(Recorded data)

□ □ □

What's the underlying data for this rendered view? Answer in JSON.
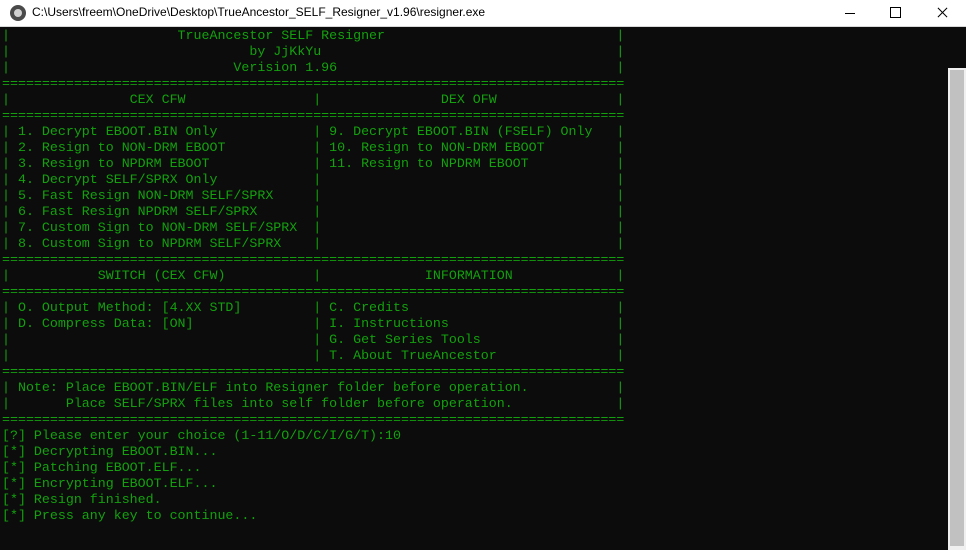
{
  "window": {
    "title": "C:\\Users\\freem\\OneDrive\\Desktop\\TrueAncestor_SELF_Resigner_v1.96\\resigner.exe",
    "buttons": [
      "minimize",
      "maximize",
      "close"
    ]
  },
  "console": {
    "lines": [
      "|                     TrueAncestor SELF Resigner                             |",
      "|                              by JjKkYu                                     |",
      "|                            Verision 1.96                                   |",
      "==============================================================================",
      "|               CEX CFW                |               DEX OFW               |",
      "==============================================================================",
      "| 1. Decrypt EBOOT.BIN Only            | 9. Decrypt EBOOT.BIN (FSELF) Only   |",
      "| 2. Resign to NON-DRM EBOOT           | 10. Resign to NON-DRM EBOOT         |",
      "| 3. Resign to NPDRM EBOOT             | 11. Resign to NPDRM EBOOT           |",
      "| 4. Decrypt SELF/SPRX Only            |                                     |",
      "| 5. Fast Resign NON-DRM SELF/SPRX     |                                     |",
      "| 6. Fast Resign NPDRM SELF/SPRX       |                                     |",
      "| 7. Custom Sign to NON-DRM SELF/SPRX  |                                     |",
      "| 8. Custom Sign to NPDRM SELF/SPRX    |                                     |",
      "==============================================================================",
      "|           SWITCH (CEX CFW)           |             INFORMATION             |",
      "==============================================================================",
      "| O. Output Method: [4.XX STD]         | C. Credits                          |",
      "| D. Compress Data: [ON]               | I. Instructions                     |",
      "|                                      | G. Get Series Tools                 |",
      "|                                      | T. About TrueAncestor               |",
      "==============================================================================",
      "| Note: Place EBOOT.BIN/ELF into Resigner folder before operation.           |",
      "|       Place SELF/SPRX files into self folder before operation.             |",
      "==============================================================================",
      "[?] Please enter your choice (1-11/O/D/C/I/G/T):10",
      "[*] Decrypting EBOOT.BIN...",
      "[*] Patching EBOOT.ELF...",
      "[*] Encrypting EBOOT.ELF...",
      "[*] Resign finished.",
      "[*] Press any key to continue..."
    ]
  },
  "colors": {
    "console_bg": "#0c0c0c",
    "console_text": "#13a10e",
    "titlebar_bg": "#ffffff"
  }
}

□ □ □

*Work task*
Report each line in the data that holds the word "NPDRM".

*Task answer*
      "| 3. Resign to NPDRM EBOOT             | 11. Resign to NPDRM EBOOT           |",
      "| 6. Fast Resign NPDRM SELF/SPRX       |                                     |",
      "| 8. Custom Sign to NPDRM SELF/SPRX    |                                     |",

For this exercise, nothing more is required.